A Take on the Superpowers Genre that only the BBC Could Produce
After a group of juvenile deliquints are struck by lightning during a strange storm in England, they're given abilities which seem to cause nothing but trouble when they accidentally kill their crazed probation worker, also affected by the storm.
There's Simon, the outcast of outcasts who can turn invisible, Curtis, the former star track runner who can turn back time, Kelly, the attitude-ridden teen who can hear people's thoughts, Alisha, the vixen who can make anyone want to have passionate sex with her in a single touch, and finally Nathan, who apparently doesn't have a power but insists that he does. Together these young people are linked together by the horrible though accidental crime of killing their probation officer Tony, while trying to deal with someone leaving them threatening notes about his murder.
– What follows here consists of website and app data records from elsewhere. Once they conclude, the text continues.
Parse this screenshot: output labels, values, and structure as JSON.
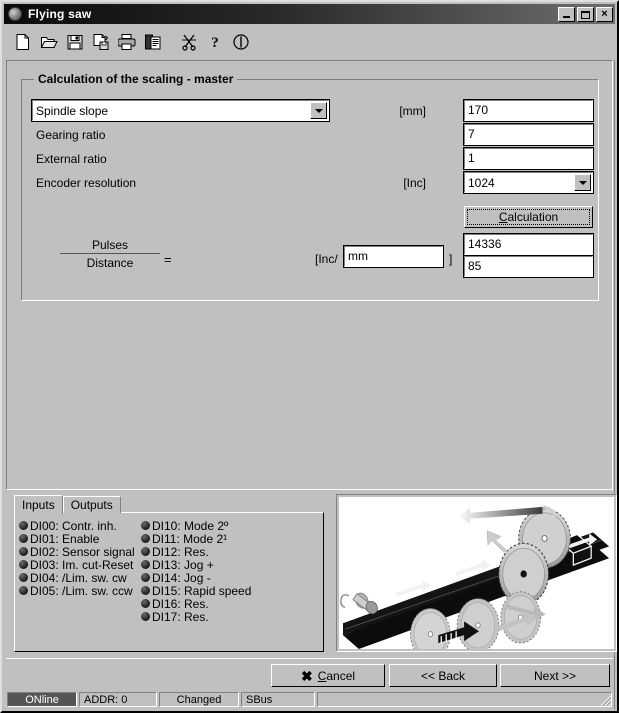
{
  "window": {
    "title": "Flying saw",
    "icon": "app-circle-icon",
    "buttons": {
      "minimize": "minimize",
      "maximize": "maximize",
      "close": "×"
    }
  },
  "toolbar": {
    "items": [
      {
        "name": "new-file-icon",
        "tip": "New"
      },
      {
        "name": "open-folder-icon",
        "tip": "Open"
      },
      {
        "name": "save-disk-icon",
        "tip": "Save"
      },
      {
        "name": "save-as-icon",
        "tip": "Save as"
      },
      {
        "name": "print-icon",
        "tip": "Print"
      },
      {
        "name": "copy-paste-icon",
        "tip": "Copy"
      }
    ],
    "items2": [
      {
        "name": "scissors-icon",
        "tip": "Cut"
      },
      {
        "name": "help-question-icon",
        "tip": "Help"
      },
      {
        "name": "info-power-icon",
        "tip": "Info"
      }
    ]
  },
  "groupbox": {
    "title": "Calculation of the scaling - master"
  },
  "form": {
    "spindle_slope": {
      "label": "Spindle slope",
      "unit": "[mm]",
      "value": "170"
    },
    "gearing_ratio": {
      "label": "Gearing ratio",
      "unit": "",
      "value": "7"
    },
    "external_ratio": {
      "label": "External ratio",
      "unit": "",
      "value": "1"
    },
    "encoder_resolution": {
      "label": "Encoder resolution",
      "unit": "[Inc]",
      "value": "1024"
    }
  },
  "calculation": {
    "button_label_pre": "C",
    "button_label_post": "alculation",
    "button_label": "Calculation",
    "fraction_numerator": "Pulses",
    "fraction_denominator": "Distance",
    "equals": "=",
    "unit_prefix": "[Inc/",
    "unit_value": "mm",
    "unit_suffix": "]",
    "result_numerator": "14336",
    "result_denominator": "85"
  },
  "tabs": {
    "items": [
      {
        "label": "Inputs",
        "active": true
      },
      {
        "label": "Outputs",
        "active": false
      }
    ]
  },
  "inputs": {
    "column_left": [
      "DI00: Contr. inh.",
      "DI01: Enable",
      "DI02: Sensor signal",
      "DI03: Im. cut-Reset",
      "DI04: /Lim. sw. cw",
      "DI05: /Lim. sw. ccw"
    ],
    "column_right": [
      "DI10: Mode 2º",
      "DI11: Mode 2¹",
      "DI12: Res.",
      "DI13: Jog +",
      "DI14: Jog -",
      "DI15: Rapid speed",
      "DI16: Res.",
      "DI17: Res."
    ]
  },
  "illustration": {
    "name": "flying-saw-conveyor-diagram"
  },
  "footer": {
    "cancel_icon": "✖",
    "cancel_pre": "C",
    "cancel_post": "ancel",
    "cancel_label": "Cancel",
    "back_label": "<< Back",
    "next_label": "Next >>"
  },
  "statusbar": {
    "connection": "ONline",
    "address": "ADDR: 0",
    "state": "Changed",
    "bus": "SBus",
    "extra": ""
  },
  "colors": {
    "face": "#c0c0c0",
    "title_dark": "#0a0a0a",
    "title_light": "#6e6e6e",
    "field_bg": "#ffffff",
    "status_online_bg": "#555555"
  }
}
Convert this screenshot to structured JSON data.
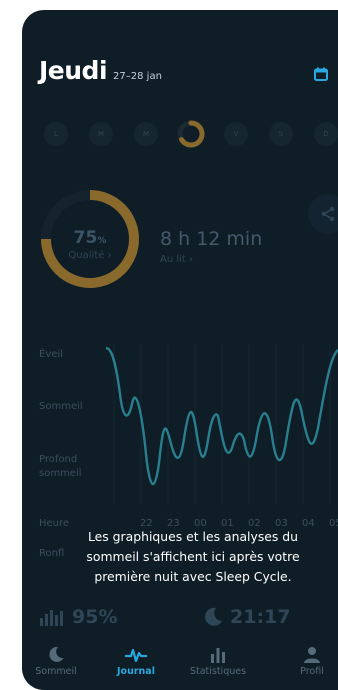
{
  "header": {
    "day": "Jeudi",
    "date": "27–28 jan",
    "calendar_icon": "calendar-icon"
  },
  "weekdays": [
    "L",
    "M",
    "M",
    "J",
    "V",
    "S",
    "D"
  ],
  "summary": {
    "quality_number": "75",
    "quality_unit": "%",
    "quality_label": "Qualité ›",
    "quality_fraction": 0.75,
    "duration": "8 h 12 min",
    "in_bed_label": "Au lit ›",
    "share_icon": "share-icon"
  },
  "graph": {
    "y_labels": {
      "awake": "Éveil",
      "sleep": "Sommeil",
      "deep_line1": "Profond",
      "deep_line2": "sommeil"
    },
    "hours_label": "Heure",
    "hours": [
      "22",
      "23",
      "00",
      "01",
      "02",
      "03",
      "04",
      "05"
    ],
    "snoring_label": "Ronfl"
  },
  "message": {
    "line1": "Les graphiques et les analyses du",
    "line2": "sommeil s'affichent ici après votre",
    "line3": "première nuit avec Sleep Cycle."
  },
  "stats": {
    "regularity": "95%",
    "bedtime": "21:17"
  },
  "tabs": [
    {
      "label": "Sommeil",
      "icon": "moon-icon"
    },
    {
      "label": "Journal",
      "icon": "pulse-icon"
    },
    {
      "label": "Statistiques",
      "icon": "bar-chart-icon"
    },
    {
      "label": "Profil",
      "icon": "person-icon"
    }
  ],
  "colors": {
    "background": "#0f1d27",
    "accent": "#2aa8e0",
    "quality_ring": "#8a6a2c",
    "graph_line": "#2a7f8f"
  }
}
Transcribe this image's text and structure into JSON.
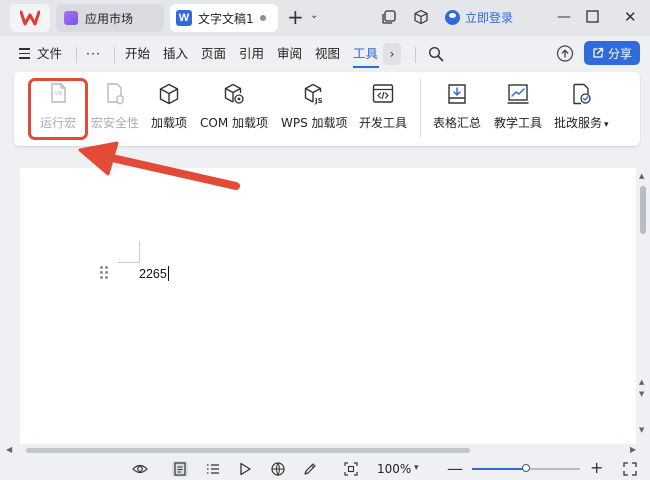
{
  "colors": {
    "accent": "#2f6bd9",
    "highlight": "#e24b38",
    "brand_red": "#e53935"
  },
  "titlebar": {
    "tabs": [
      {
        "label": "应用市场",
        "icon": "app-market-icon"
      },
      {
        "label": "文字文稿1",
        "icon": "word-doc-icon",
        "badge": "W"
      }
    ],
    "login_label": "立即登录"
  },
  "menu": {
    "file_label": "文件",
    "more_label": "···",
    "tabs": [
      "开始",
      "插入",
      "页面",
      "引用",
      "审阅",
      "视图",
      "工具"
    ],
    "active_tab": "工具",
    "share_label": "分享"
  },
  "ribbon": {
    "items": [
      {
        "label": "运行宏",
        "icon": "macro-vb-icon",
        "enabled": false
      },
      {
        "label": "宏安全性",
        "icon": "macro-security-icon",
        "enabled": false
      },
      {
        "label": "加载项",
        "icon": "addin-cube-icon",
        "enabled": true
      },
      {
        "label": "COM 加载项",
        "icon": "com-addin-icon",
        "enabled": true
      },
      {
        "label": "WPS 加载项",
        "icon": "wps-addin-icon",
        "enabled": true
      },
      {
        "label": "开发工具",
        "icon": "developer-tools-icon",
        "enabled": true
      },
      {
        "label": "表格汇总",
        "icon": "table-summary-icon",
        "enabled": true
      },
      {
        "label": "教学工具",
        "icon": "teaching-tools-icon",
        "enabled": true
      },
      {
        "label": "批改服务",
        "icon": "correction-service-icon",
        "enabled": true,
        "has_dropdown": true
      }
    ]
  },
  "document": {
    "text": "2265"
  },
  "status": {
    "zoom": "100%",
    "zoom_level": 0.5
  }
}
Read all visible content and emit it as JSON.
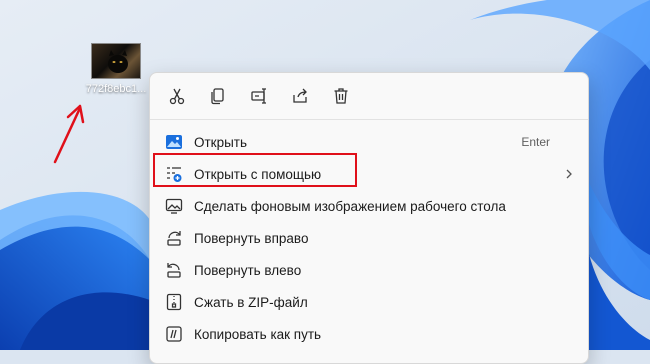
{
  "desktop": {
    "file_label": "772f8ebc1..."
  },
  "toolbar": {
    "cut_icon": "scissors-icon",
    "copy_icon": "copy-icon",
    "rename_icon": "rename-icon",
    "share_icon": "share-icon",
    "delete_icon": "trash-icon"
  },
  "menu": {
    "items": [
      {
        "label": "Открыть",
        "shortcut": "Enter",
        "icon": "photos-app-icon"
      },
      {
        "label": "Открыть с помощью",
        "icon": "open-with-icon"
      },
      {
        "label": "Сделать фоновым изображением рабочего стола",
        "icon": "set-wallpaper-icon"
      },
      {
        "label": "Повернуть вправо",
        "icon": "rotate-right-icon"
      },
      {
        "label": "Повернуть влево",
        "icon": "rotate-left-icon"
      },
      {
        "label": "Сжать в ZIP-файл",
        "icon": "zip-icon"
      },
      {
        "label": "Копировать как путь",
        "icon": "copy-path-icon"
      }
    ]
  },
  "colors": {
    "highlight_border": "#e0101a",
    "accent_blue": "#1a6fdd",
    "arrow_red": "#e0101a"
  }
}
I was introduced to this show by a friend and had never heard of it before. I knew that I was on the right track when the stylish opening credits started, accompanied by the song "Echoes" by The Rapture. Sometimes you just know you're in for something good by the way the show opens.
Much like Heroes, Misfits explores the consequences of having superpowers in the real world. Unlike Heroes, this show takes a much more dark and comedic look at the possibilities. The use of sexual and crude humor happens frequently, but the characters are so well scripted that it just sounds like the dialogue of actual young people, horny and confused about life. Where Heroes relied on people trying to become something more, often with dialogue repeating itself, Misfits has the characters existing as you probably would if you got powers. The characters simply try to avoid being caught, but also get caught up in adventures with or against other people affected by the storm.
The real gem of the show is Robert Sheehan, who plays Nathan. His constant wise-ass comments and ability to piss anyone off balances the darker tones that the show often takes.
The show isn't afraid to get its hands dirty when it comes to problems about sex, drugs, and death, and it's apparent in every single episode. There's a very powerful time travel episode with Curtis that really details the dangers of having these powers, and how sex, drugs, and of course death can be major factors and consequences of any choice that you make.
If anyone reaches a "superhero" status in the show, it'd have to be Nathan, who ultimately faces the first seasons's only supervillain, a young woman who can create hive-mind boring people.
Misfits is a show that's all about the counter-culture taking up arms with superpowers, and considering that the season is only 6 episodes long, it's not a hard thing to dedicate yourself to watching. I'm eager to start watching the second season, and I look forward to reviewing it.